Items from an interface collection:
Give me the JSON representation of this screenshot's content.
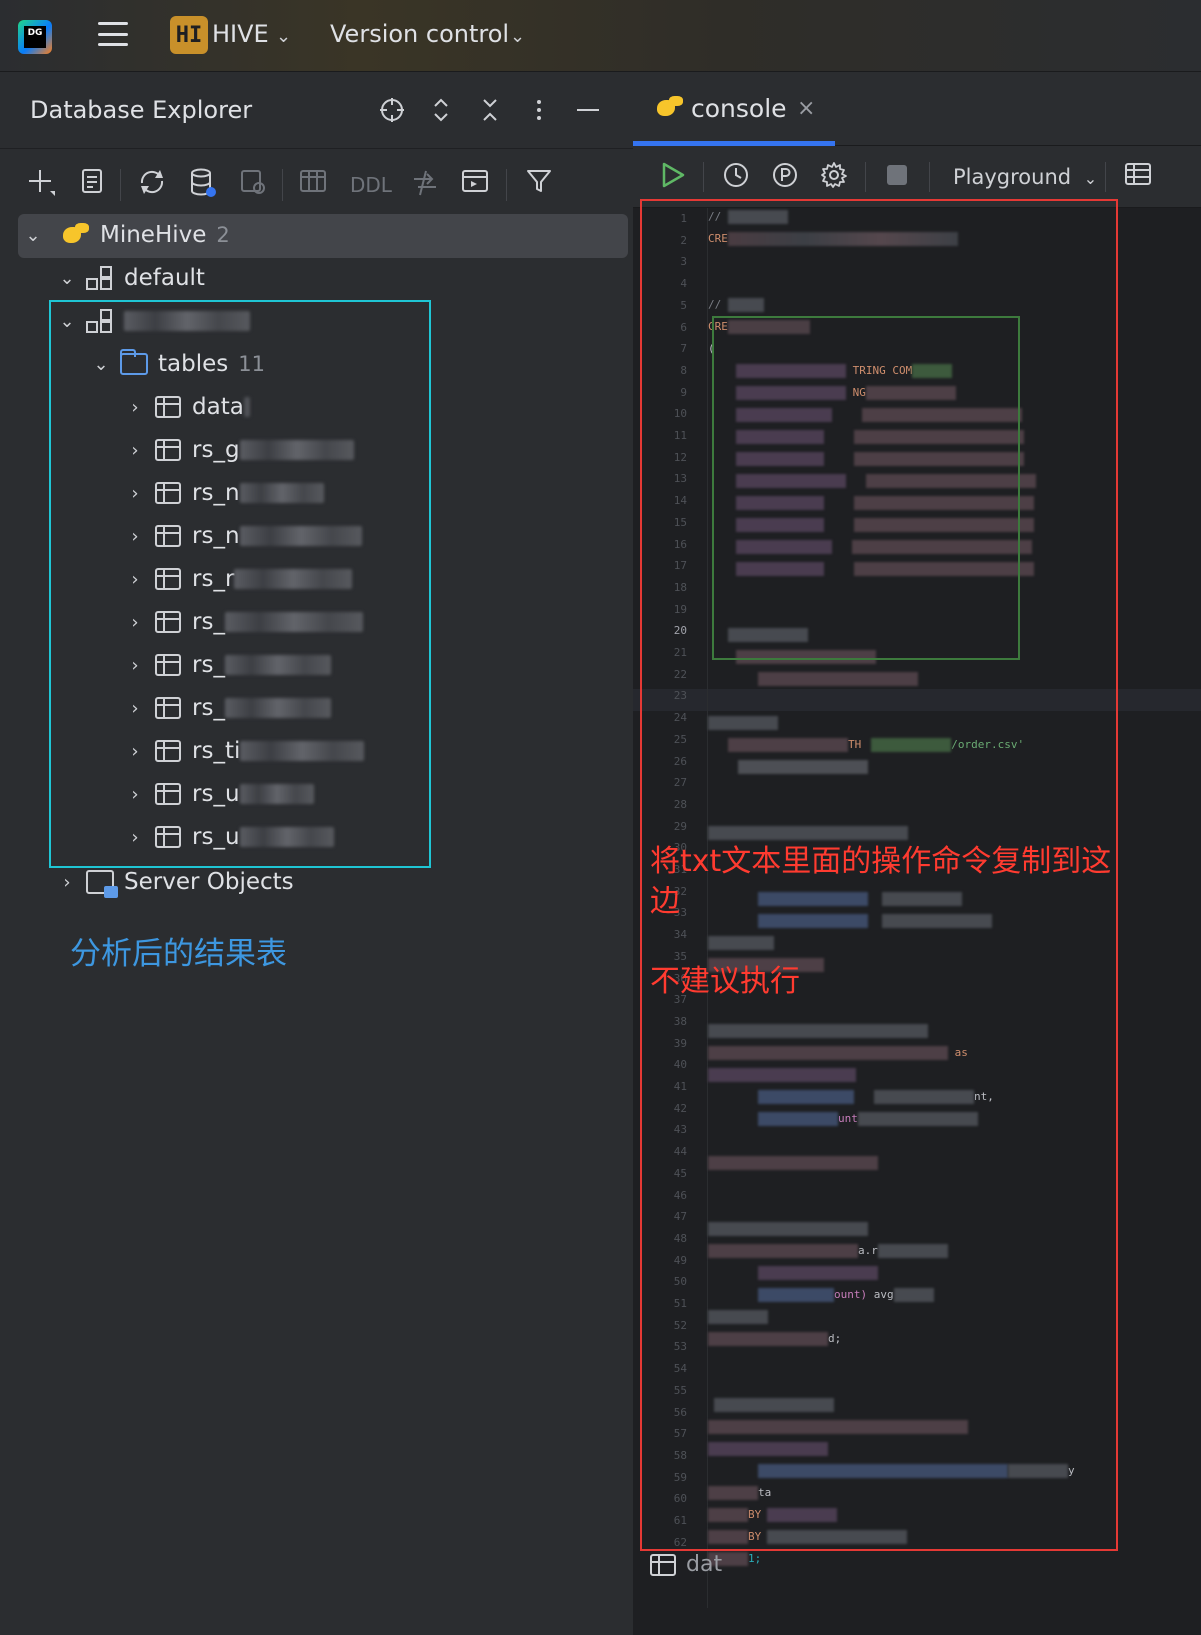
{
  "titlebar": {
    "app_logo_text": "DG",
    "project_badge": "HI",
    "project_name": "HIVE",
    "version_control": "Version control",
    "chevron": "⌄"
  },
  "explorer": {
    "title": "Database Explorer",
    "toolbar": {
      "ddl_label": "DDL"
    },
    "tree": {
      "datasource": {
        "name": "MineHive",
        "count": "2"
      },
      "schema_default": "default",
      "tables_folder": {
        "name": "tables",
        "count": "11"
      },
      "tables": [
        "data",
        "rs_g",
        "rs_n",
        "rs_n",
        "rs_r",
        "rs_",
        "rs_",
        "rs_",
        "rs_ti",
        "rs_u",
        "rs_u"
      ],
      "server_objects": "Server Objects"
    },
    "annotation": "分析后的结果表"
  },
  "editor": {
    "tab_label": "console",
    "tab_close": "×",
    "playground_label": "Playground",
    "snippets": {
      "l1": "//",
      "l2": "CRE",
      "l5": "//",
      "l6": "CRE",
      "l7": "(",
      "l8": "TRING COM",
      "l9": "NG",
      "l25": "/order.csv'",
      "l25b": "TH",
      "l39": "as",
      "l41": "nt,",
      "l42": "unt",
      "l48": "a.r",
      "l50": "ount)",
      "l50b": "avg",
      "l52": "d;",
      "l58": "y",
      "l59": "ta",
      "l60": "BY",
      "l61": "BY",
      "l62": "1;"
    },
    "annotation_copy": "将txt文本里面的操作命令复制到这边",
    "annotation_warn": "不建议执行",
    "bottom_tab": "dat"
  },
  "colors": {
    "accent": "#3574f0",
    "cyan_box": "#1fc5d4",
    "red_box": "#e53935",
    "green_box": "#3d7a3d",
    "annotation_blue": "#3d97e0",
    "annotation_red": "#ff3b30"
  },
  "icons": {
    "hamburger": "menu-icon",
    "locate": "crosshair-icon",
    "expand": "expand-all-icon",
    "collapse": "collapse-all-icon",
    "more": "more-vertical-icon",
    "minimize": "minimize-icon",
    "run": "run-icon",
    "history": "history-icon",
    "params": "parameters-icon",
    "settings": "gear-icon",
    "stop": "stop-icon"
  }
}
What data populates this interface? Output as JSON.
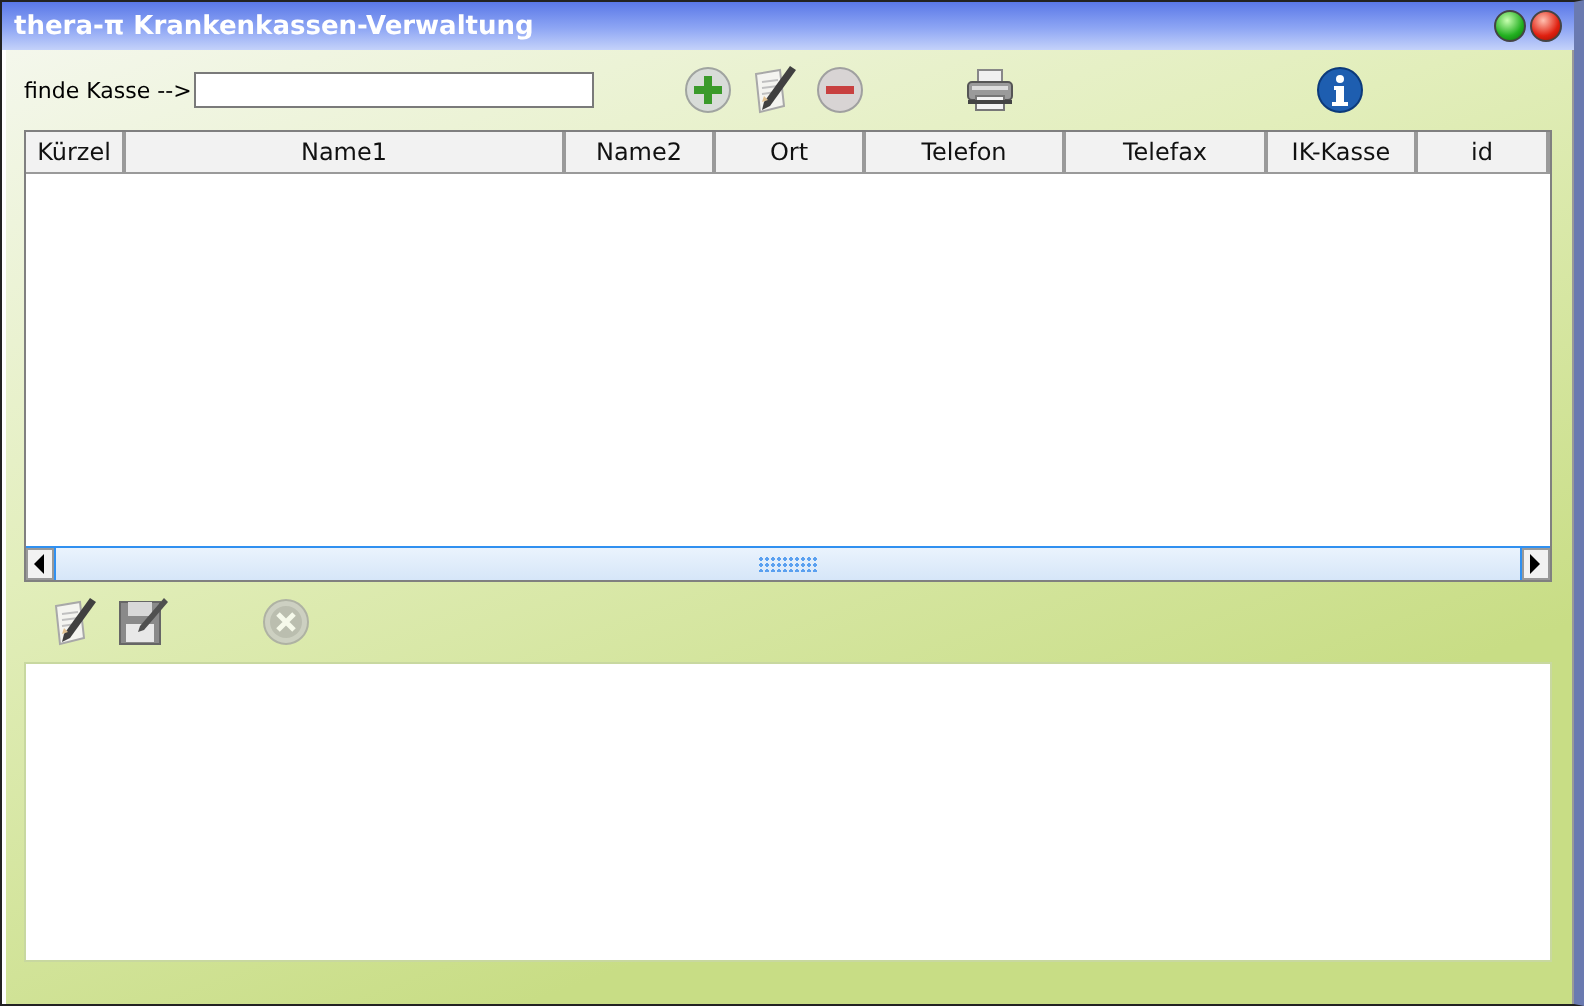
{
  "window": {
    "title": "thera-π Krankenkassen-Verwaltung",
    "controls": [
      {
        "kind": "green"
      },
      {
        "kind": "close"
      }
    ]
  },
  "search": {
    "label": "finde Kasse -->"
  },
  "toolbar": [
    {
      "kind": "add",
      "disabled": false
    },
    {
      "kind": "edit",
      "disabled": false
    },
    {
      "kind": "remove",
      "disabled": false
    },
    {
      "kind": "print",
      "disabled": false
    },
    {
      "kind": "info",
      "disabled": false
    }
  ],
  "table": {
    "columns": [
      "Kürzel",
      "Name1",
      "Name2",
      "Ort",
      "Telefon",
      "Telefax",
      "IK-Kasse",
      "id"
    ]
  },
  "editor_toolbar": [
    {
      "kind": "edit",
      "disabled": false
    },
    {
      "kind": "save",
      "disabled": false
    },
    {
      "kind": "cancel",
      "disabled": true
    }
  ]
}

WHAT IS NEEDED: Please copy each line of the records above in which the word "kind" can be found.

ANSWER AREA:
        "kind": "green"
        "kind": "close"
      "kind": "add",
      "kind": "edit",
      "kind": "remove",
      "kind": "print",
      "kind": "info",
      "kind": "edit",
      "kind": "save",
      "kind": "cancel",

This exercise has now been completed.